Russia is a different story altogether. For 2021, cigarette shipments to Russia fell to 52.5B units from 55.6B units in 2020. The percentage of total cigarette shipments fell to 8.4% from 8.8%. The company’s market share in the Heated Tobacco Unit (HTU) space improved to 7.4% from 6.3% in Russia. Total HTU shipments also rose to 16.3B units from 13.6B units.
The company has over 4K employees across two factories in Krasnodar and St. Petersburg in Russia, along with 100 sales offices. In terms of the revenue, the company’s exposure to Russia stands at around 8% of the overall topline or ~$2.5B, which potentially cannot be ignored. And so what did the company do? Maintain the status quo and try to stay under the radar.
Only last week, Philip Morris announced the suspension of its planned investments in Russia, including all new product launches and manufacturing investments. It is also scaling down manufacturing operations in the country.
Philip Morris has been looking to reduce its reliance on the cigarette business. In 2014, the company launched the IQOS business (I Quit Ordinary Smoking). IQOS is a heated-tobacco system that produces nicotine-filled vapor without burning the tobacco leaf. It’s claimed this makes IQOS a significantly less harmful product than traditional cigarettes. Even the FDA termed IQOS as a “modified-risk” product.

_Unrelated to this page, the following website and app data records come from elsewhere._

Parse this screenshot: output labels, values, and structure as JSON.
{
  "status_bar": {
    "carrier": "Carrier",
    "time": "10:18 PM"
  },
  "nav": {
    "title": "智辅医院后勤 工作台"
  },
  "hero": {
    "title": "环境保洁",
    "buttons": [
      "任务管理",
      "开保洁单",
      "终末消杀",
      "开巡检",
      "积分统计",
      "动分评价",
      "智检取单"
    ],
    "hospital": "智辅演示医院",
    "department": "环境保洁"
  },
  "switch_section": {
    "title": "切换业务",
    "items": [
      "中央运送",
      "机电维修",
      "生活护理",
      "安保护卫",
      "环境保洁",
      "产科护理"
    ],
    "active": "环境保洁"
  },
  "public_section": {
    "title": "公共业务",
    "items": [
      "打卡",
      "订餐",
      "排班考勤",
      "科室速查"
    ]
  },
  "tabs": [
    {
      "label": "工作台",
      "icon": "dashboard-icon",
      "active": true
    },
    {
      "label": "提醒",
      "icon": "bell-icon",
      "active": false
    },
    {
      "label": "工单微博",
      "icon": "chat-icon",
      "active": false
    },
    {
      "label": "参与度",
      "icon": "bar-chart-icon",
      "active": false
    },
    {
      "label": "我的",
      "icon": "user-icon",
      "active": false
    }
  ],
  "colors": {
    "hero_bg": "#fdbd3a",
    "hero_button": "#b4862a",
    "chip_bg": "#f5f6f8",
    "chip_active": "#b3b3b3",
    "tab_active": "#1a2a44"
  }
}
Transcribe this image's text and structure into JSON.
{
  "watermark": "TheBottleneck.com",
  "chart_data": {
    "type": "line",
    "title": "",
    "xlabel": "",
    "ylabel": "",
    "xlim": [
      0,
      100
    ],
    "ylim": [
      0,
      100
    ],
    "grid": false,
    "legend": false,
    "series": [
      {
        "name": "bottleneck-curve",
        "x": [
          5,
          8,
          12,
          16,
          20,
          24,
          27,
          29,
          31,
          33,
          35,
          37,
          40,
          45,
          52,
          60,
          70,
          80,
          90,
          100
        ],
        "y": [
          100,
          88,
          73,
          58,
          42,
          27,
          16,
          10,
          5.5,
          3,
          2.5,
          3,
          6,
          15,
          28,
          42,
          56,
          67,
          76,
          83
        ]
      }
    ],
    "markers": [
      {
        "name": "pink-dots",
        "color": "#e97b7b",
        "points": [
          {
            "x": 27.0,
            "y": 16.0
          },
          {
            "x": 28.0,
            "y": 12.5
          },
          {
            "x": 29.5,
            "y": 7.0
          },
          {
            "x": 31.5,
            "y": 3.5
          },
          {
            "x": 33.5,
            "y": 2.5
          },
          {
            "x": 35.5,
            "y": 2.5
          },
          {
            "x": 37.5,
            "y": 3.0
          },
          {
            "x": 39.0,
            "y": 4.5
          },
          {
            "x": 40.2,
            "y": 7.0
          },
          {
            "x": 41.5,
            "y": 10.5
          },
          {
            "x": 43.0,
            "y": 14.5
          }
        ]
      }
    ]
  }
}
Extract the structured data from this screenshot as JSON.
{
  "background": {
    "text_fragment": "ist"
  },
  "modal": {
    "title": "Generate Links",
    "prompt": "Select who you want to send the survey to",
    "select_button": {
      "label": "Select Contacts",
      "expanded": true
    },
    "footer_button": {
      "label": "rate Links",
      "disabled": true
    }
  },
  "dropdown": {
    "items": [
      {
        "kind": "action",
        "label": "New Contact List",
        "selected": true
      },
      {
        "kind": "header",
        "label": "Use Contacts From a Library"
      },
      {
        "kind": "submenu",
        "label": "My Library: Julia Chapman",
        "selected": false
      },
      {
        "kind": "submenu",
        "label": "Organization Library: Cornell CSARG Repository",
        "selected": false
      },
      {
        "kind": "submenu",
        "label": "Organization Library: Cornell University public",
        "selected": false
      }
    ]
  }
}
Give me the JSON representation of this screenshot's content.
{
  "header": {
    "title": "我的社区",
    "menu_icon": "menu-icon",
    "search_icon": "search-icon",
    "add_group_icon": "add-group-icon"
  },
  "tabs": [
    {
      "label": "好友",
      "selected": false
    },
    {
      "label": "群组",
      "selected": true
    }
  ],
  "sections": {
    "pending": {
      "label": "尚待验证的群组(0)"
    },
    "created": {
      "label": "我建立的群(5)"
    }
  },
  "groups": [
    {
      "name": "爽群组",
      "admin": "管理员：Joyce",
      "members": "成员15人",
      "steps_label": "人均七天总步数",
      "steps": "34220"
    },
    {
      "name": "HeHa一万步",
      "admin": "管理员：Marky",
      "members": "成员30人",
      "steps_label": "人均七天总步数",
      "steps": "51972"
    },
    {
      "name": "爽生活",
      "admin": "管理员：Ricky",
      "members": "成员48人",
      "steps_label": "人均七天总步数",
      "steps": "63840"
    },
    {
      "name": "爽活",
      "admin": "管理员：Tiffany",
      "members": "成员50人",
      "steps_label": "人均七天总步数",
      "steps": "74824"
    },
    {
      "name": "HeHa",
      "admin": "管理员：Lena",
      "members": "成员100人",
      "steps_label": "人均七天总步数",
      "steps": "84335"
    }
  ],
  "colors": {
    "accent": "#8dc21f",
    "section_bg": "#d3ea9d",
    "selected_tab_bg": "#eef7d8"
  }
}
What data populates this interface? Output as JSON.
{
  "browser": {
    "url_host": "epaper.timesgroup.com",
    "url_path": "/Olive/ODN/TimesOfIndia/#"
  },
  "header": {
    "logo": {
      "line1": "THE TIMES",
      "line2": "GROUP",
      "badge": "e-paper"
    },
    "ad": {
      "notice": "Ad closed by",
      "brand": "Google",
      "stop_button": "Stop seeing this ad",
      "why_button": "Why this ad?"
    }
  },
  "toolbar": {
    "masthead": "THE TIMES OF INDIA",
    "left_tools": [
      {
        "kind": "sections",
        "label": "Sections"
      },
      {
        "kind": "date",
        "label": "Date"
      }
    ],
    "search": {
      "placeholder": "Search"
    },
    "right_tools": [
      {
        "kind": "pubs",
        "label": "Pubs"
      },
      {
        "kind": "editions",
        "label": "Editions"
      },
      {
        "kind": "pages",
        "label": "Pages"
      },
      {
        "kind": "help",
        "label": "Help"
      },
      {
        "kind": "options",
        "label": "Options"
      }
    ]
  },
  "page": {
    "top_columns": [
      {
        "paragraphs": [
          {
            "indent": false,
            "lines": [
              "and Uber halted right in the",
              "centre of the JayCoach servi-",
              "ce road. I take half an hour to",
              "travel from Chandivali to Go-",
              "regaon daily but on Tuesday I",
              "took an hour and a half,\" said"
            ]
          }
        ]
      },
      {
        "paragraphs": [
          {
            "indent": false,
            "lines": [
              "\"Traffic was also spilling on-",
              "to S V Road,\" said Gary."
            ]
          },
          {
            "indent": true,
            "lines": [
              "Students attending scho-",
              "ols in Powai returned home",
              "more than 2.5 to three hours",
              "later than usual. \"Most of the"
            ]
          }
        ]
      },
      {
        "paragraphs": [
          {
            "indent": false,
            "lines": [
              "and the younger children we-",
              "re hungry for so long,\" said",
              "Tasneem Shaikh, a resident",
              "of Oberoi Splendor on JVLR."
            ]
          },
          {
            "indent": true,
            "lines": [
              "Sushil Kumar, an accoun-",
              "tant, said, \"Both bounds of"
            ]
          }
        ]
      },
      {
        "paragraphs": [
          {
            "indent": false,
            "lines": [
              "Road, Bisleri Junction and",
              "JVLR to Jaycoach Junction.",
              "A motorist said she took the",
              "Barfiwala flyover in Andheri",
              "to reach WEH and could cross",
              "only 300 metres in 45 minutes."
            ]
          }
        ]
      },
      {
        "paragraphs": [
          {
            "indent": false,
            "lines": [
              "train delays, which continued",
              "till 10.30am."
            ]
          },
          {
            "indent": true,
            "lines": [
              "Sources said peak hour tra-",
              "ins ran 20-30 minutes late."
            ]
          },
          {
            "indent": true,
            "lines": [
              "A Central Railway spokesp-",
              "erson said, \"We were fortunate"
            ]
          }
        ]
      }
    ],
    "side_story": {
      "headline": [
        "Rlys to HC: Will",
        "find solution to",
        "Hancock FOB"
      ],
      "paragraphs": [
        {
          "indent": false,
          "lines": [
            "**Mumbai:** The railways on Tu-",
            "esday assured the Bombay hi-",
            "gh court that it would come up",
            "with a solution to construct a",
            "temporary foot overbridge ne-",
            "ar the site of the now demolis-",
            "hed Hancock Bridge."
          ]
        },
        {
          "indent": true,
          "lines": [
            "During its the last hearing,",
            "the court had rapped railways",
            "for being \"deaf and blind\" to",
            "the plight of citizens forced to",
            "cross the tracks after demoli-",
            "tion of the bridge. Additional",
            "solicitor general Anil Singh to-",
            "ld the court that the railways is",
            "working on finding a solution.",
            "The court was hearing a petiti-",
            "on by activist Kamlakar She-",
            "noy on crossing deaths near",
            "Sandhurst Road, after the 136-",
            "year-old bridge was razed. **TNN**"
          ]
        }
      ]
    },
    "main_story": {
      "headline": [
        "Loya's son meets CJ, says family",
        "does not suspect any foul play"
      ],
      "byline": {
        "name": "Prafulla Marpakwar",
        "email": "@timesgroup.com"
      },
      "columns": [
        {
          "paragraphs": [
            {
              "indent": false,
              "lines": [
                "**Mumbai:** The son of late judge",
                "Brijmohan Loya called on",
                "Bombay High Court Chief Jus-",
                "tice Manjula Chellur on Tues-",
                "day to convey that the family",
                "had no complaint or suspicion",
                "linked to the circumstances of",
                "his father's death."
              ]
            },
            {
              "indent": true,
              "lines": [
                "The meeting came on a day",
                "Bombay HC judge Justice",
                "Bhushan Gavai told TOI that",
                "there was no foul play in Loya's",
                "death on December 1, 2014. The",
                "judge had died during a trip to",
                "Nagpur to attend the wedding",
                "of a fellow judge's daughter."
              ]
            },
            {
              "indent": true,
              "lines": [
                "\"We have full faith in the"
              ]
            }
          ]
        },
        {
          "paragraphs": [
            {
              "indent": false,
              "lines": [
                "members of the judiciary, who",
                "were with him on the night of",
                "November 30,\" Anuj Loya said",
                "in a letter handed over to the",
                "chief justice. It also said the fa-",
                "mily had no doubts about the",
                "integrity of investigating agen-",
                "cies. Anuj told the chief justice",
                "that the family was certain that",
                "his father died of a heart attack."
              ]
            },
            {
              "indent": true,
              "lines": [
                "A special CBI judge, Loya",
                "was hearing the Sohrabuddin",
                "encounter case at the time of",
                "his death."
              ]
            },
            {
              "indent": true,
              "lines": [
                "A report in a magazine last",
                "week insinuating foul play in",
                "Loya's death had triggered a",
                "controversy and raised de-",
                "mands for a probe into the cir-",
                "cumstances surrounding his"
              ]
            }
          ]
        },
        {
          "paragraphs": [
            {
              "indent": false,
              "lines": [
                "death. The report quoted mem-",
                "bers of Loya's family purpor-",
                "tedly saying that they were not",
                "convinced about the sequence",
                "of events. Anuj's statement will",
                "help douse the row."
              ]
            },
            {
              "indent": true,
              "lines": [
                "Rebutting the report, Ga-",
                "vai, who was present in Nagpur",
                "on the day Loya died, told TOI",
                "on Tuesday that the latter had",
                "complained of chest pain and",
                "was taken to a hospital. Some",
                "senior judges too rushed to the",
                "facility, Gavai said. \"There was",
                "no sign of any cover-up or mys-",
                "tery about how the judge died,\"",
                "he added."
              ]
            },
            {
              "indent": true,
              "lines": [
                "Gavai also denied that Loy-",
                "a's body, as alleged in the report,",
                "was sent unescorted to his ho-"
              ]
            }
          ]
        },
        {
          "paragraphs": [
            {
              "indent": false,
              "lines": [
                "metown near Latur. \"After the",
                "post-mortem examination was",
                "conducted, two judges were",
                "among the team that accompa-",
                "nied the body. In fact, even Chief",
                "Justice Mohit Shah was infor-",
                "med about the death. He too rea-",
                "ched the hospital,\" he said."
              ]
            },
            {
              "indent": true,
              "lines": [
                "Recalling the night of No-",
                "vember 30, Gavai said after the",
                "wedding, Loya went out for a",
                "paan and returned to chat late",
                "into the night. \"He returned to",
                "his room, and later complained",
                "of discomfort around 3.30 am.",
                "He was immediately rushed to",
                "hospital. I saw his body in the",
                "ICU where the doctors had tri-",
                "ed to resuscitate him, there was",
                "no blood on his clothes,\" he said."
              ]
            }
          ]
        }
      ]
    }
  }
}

Not surprisingly, IQOS is more profitable for Philip Morris than the ordinary cigarette – almost a 10% higher gross profit margin, to be precise. During the three quarters of 2021, IQOS contributed to 13% of the company’s shipment volumes and nearly one-third of the revenue. It roughly has a total of 20.4M estimated IQOS users.
Philip Morris acquired the Vectura Group for $1.2B. Vectura focuses on inhalation and respiratory products. For a cigarette manufacturer to talk about respiratory health was the ultimate irony, according to activists who criticized the deal as a “sick joke.” The company was unperturbed, stating the deal as part of its strategy to develop and deliver inhaled therapeutics products in the long-term.
To fuel its “beyond nicotine” ambitions, Philip Morris also acquired OtiTopic, a US-based respiratory drug company, for an undisclosed sum. OtiTopic’s late-stage inhalable acetylsalicylic acid treatment for acute myocardial infarction is awaiting the FDA’s approval. It also acquired Fertin Pharma for $820M last September as part of a plan to offer smoke-free products such as nicotine pouches.
These overtures are unlikely to win over any of the skeptics who term these deals “eyewash.” That company had averred back in 1954 to “stop business tomorrow” if its products were harmful to consumers. In fact, the CEOs of America’s seven largest tobacco companies in 1994 told the Congress, under oath, that they did not believe nicotine was addictive.
That apart, considering the fact that Russia and Ukraine make up for nearly 23% of the Philip Morris’ HTU sales and that growth in this segment is crucial for the company to meet its Next-Generation Products growth targets, the company can hardly exit Russia lock stock and barrel. That’s the reason for Philip Morris maintaining the status quo.
So will the company be able to meet its 2022 HTU guidance of shipping ~115B units? Uncertainty surrounding the war only means odds are these expectations will come under severe pressure.
Shares of Philip Morris are down 12% since the start of the month. Given the retreat from Russia, it will now have to look for alternate revenue sources to make up for the shortfall. Unfortunately, the Russian Roulette has only just begun, and there’s more yet to unfold.
PM ended at $88.87, down 3.29%.
Company Snapshot 📈
PM $88.87 -3.02 (3.29%)
Analyst Ratings (18 Analysts) BUY 67% HOLD 33% SELL 0%
Later Today 🕒
- Coupa Software Inc. Earnings (COUP)
- Vail Resorts Inc. Earnings (MTN)
- 8:30 PM IST: Inflation Expectations
Today’s Market Terminology: Targeted Repurchase
A targeted repurchase is buying back a firm’s stock from a potential acquirer, usually at a substantial premium to forestall a takeover attempt